The European Region unites 1.7 million residents from the two Autonomous Provinces of Bozen-Bolzano and Trentino with the Austrian state of Tyrol, on a total area of 26,255 square kilometres. It acts as a platform of exchange between the different cultures and mentalities of these three states. The idea of a unified Europe has already prevailed within the European Region Tyrol-South Tyrol-Trentino. The chances of cultural, political and economical integration are taken. By the means of trans-national cooperation the whole territory is upgraded and strengthened and thus prepared for the requirements of economic growth and ongoing globalization. The EGTC’s realm covers all important areas of life of its citizens, ranging from communication, culture, education, youth affairs to science and research, tourism, transport policy, health care, environmental affairs and energy policy.

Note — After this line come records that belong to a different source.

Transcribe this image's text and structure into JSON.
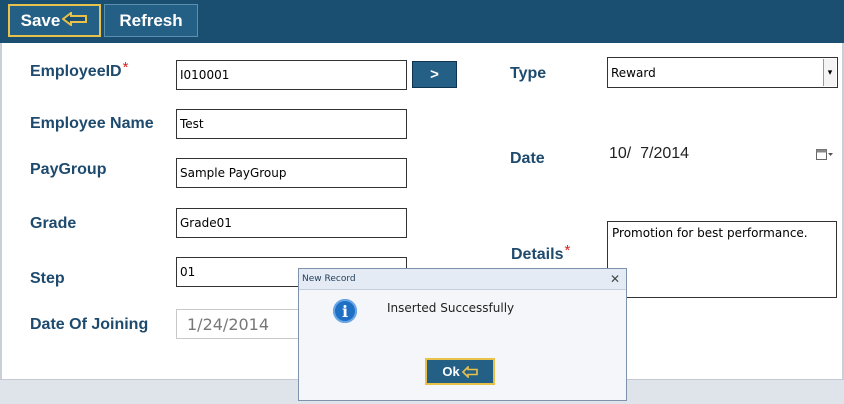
{
  "toolbar": {
    "save_label": "Save",
    "refresh_label": "Refresh"
  },
  "form": {
    "employee_id": {
      "label": "EmployeeID",
      "required_mark": "*",
      "value": "I010001",
      "lookup_button": ">"
    },
    "employee_name": {
      "label": "Employee Name",
      "value": "Test"
    },
    "paygroup": {
      "label": "PayGroup",
      "value": "Sample PayGroup"
    },
    "grade": {
      "label": "Grade",
      "value": "Grade01"
    },
    "step": {
      "label": "Step",
      "value": "01"
    },
    "date_of_joining": {
      "label": "Date Of Joining",
      "value": "1/24/2014"
    },
    "type": {
      "label": "Type",
      "value": "Reward"
    },
    "date": {
      "label": "Date",
      "value": "10/  7/2014"
    },
    "details": {
      "label": "Details",
      "required_mark": "*",
      "value": "Promotion for best performance."
    }
  },
  "dialog": {
    "title": "New Record",
    "close_glyph": "✕",
    "message": "Inserted Successfully",
    "info_glyph": "i",
    "ok_label": "Ok"
  },
  "icons": {
    "pointer": "pointing-hand-icon",
    "calendar": "calendar-icon",
    "dropdown": "chevron-down-icon",
    "info": "info-icon"
  },
  "colors": {
    "toolbar_bg": "#1a4f72",
    "button_bg": "#245f86",
    "label": "#1e4a6e",
    "required": "#d52222",
    "highlight": "#e8c14a"
  }
}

Main historical steps:

  • 13 October 2011

The EGTC “European Region Tyrol-South Tyrol-Trentino” Board of Directors and Assembly gather for their first meeting at castel Tyrol

  • September 2011

Registration of the EGTC “European Region Tyrol-South Tyrol-Trentino” into the italian and european ledger of EGTCs

  • 14 June 2011

The EGTC’s charter was signed at Castel Thun

  • 28 April 2011

The Italian Council of Ministers approves the participation of the autonomous provinces Bozen-Bolzano and Trentino, together with the austrian state of Tyrol, in the EGTC “European Region Tyrol-South Tyrol-Trentino”

  • 23 December 2009

All three governors inaugurate the opening of the Common Office of the EGTC “European Region Tirol-South Tyrol-Trentino” at Bozen-Bolzano

  • 29 October 2009
    Ninth session of the “Dreierlandtag”, a joint session of the State Parliaments of Tyrol, South Tyrol and Trentino at Mezzocorona. Resolution of the EGTC’s Constitution gets passed
  • 15 October 2009

Intergovernmental conference of the three federal state governments at Innsbruck: Establishment of a Common Office is declared

  • 1998

Schengen: No more border controls between Austria and Italy

  • Early 1995

Inauguration of the Common Office of the European Region Tyrol-South Tyrol-Trentino at Brussels

  • 26/27 October 1994

Joint intergovernmental conference of Tyrol, South Tyrol and Trentino at Bozen-Bolzano

  • 27 January 1993

Skeleton agreement between Austria and Italy regarding the trans-border collaboration of regional cooperations: became effective at the 1st of August 1995

  • 21 May 1991

First joint session of the state parliaments of Tyrol, South Tyrol, Trentino and Vorarlberg at Meran-Merano

  • 21 May 1980

Madrid Outline Convention permitting cross-border cooperation between Territorial Communities or Authorities – became effective on 30 June 1985

  • 1972

Agreement on the Second Statue of Autonomy including implementation measures.

  • 1948

First Statute of Autonomy

  • 1919

After the Great War South Tyrol and Trentino were awarded to Italy (Treaty of Saint-Germain-en-Laye)

The County of Tyrol is part of the Habsburg Monarchy